Other raw materials include carbon, aluminum fluoride, cryolite, and electrical energy. The chemical, physical, biological, psychosocial, and ergonomic hazards related to primary aluminum production are also characterized, in the context of both occupational and community health. Epidemiological analyses detailing known health risks are comprehensively summarized.
This research, using a new method to date the bones of Homo erectus representatives found in the Zhoukoudian caves, near Beijing, indicates that Peking Man may be , years older than previously thought. The Peking Man fossils were discovered in the s during cave excavations in Zhoukoudian, and later classified as the species Homo erectus. The cave site — the largest single source of Homo erectus fossils in the world — has yielded the remains of at least 40 individuals, including six fairly complete hominin cranium and bones.
Scientists have used various techniques to date the finds their accuracy has been limited by a lack of suitable methods for cave deposits. Guanjun Shen from Nanjing Normal University, China, and colleagues used a relatively new dating method based on the radioactive decay of aluminum Al and beryllium Be isotopes in quartz grains. Shen and team were also able to use the method to obtain a more precise age for the fossils.

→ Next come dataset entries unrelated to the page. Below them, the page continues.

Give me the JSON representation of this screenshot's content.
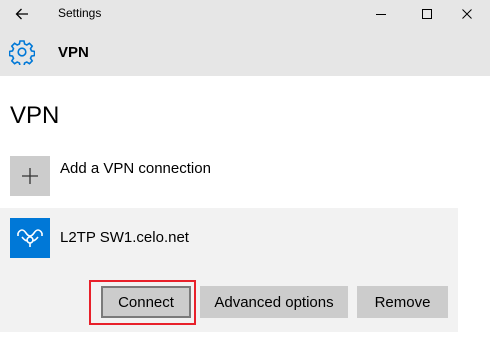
{
  "window": {
    "title": "Settings",
    "icons": {
      "back": "arrow-left-icon",
      "minimize": "minimize-icon",
      "maximize": "maximize-icon",
      "close": "close-icon"
    }
  },
  "header": {
    "icon": "gear-icon",
    "title": "VPN"
  },
  "page": {
    "title": "VPN"
  },
  "add_connection": {
    "icon": "plus-icon",
    "label": "Add a VPN connection"
  },
  "connections": [
    {
      "icon": "vpn-icon",
      "name": "L2TP SW1.celo.net",
      "actions": {
        "connect": "Connect",
        "advanced": "Advanced options",
        "remove": "Remove"
      }
    }
  ],
  "colors": {
    "accent": "#0078d7",
    "titlebar": "#e6e6e6",
    "panel": "#f2f2f2",
    "button": "#cccccc",
    "highlight": "#e8202a"
  }
}
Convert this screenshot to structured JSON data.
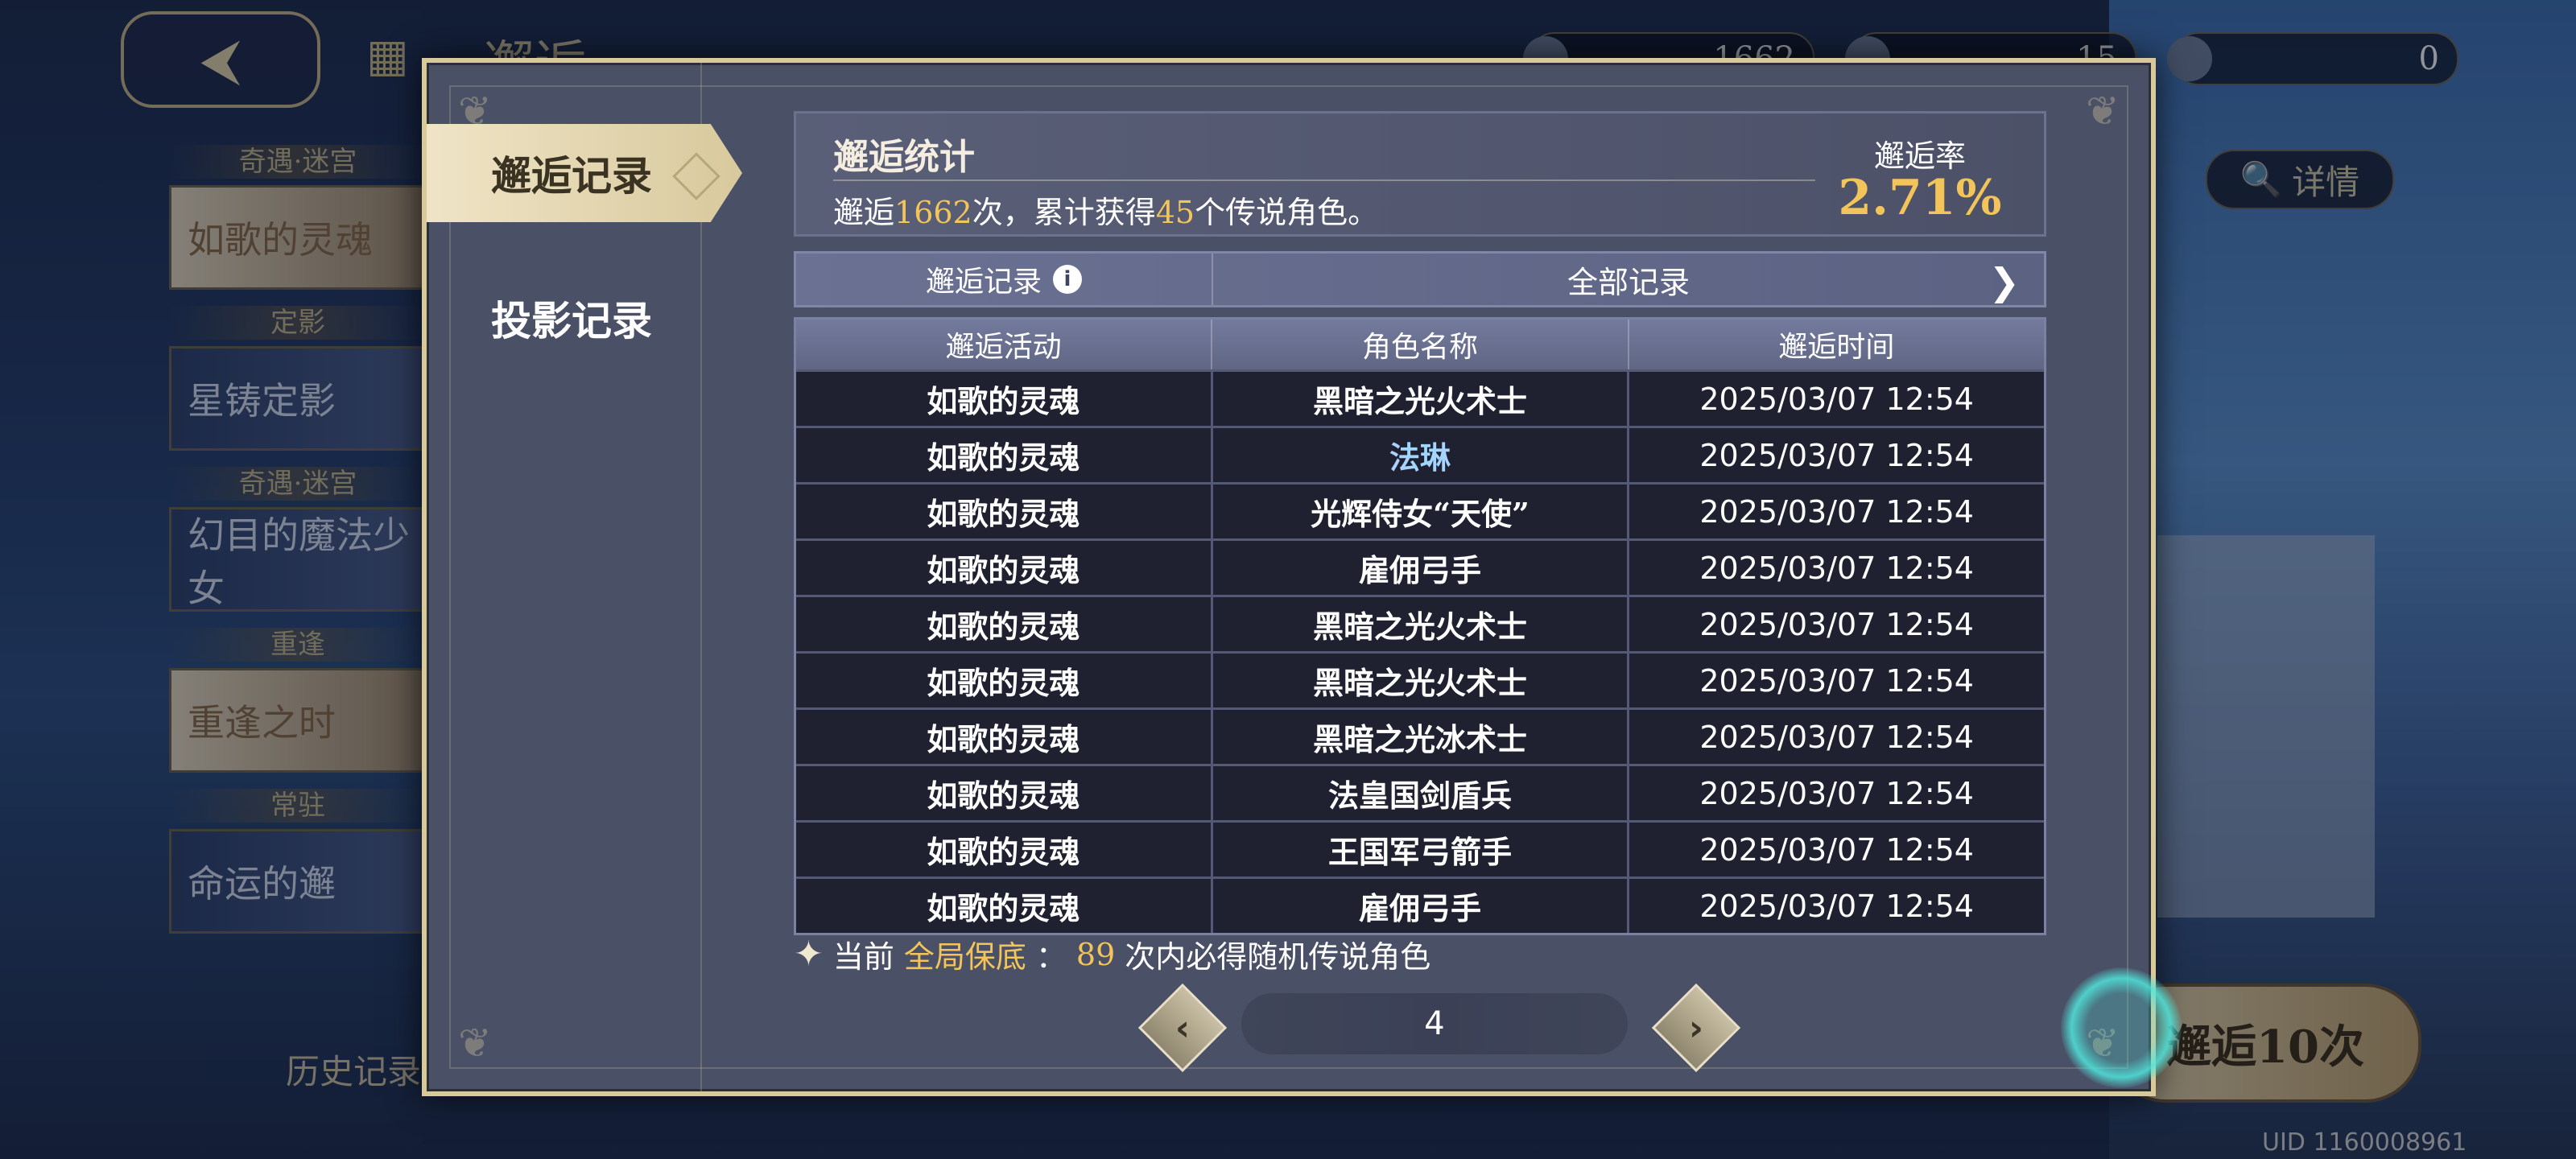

Darryl E. Granger, Multiple cosmogenic nuclides with different decay rates can be used to date exposure and burial of rocks over the timescales of radioactive decay. Two classes of terrestrial applications are discussed in detail. The first involves the use of 26 Al and 10 Be in rock or sediment that has experienced a complex history of repeated exposure and burial. In these cases, the cosmogenic nuclides can only provide a minimum near-surface age.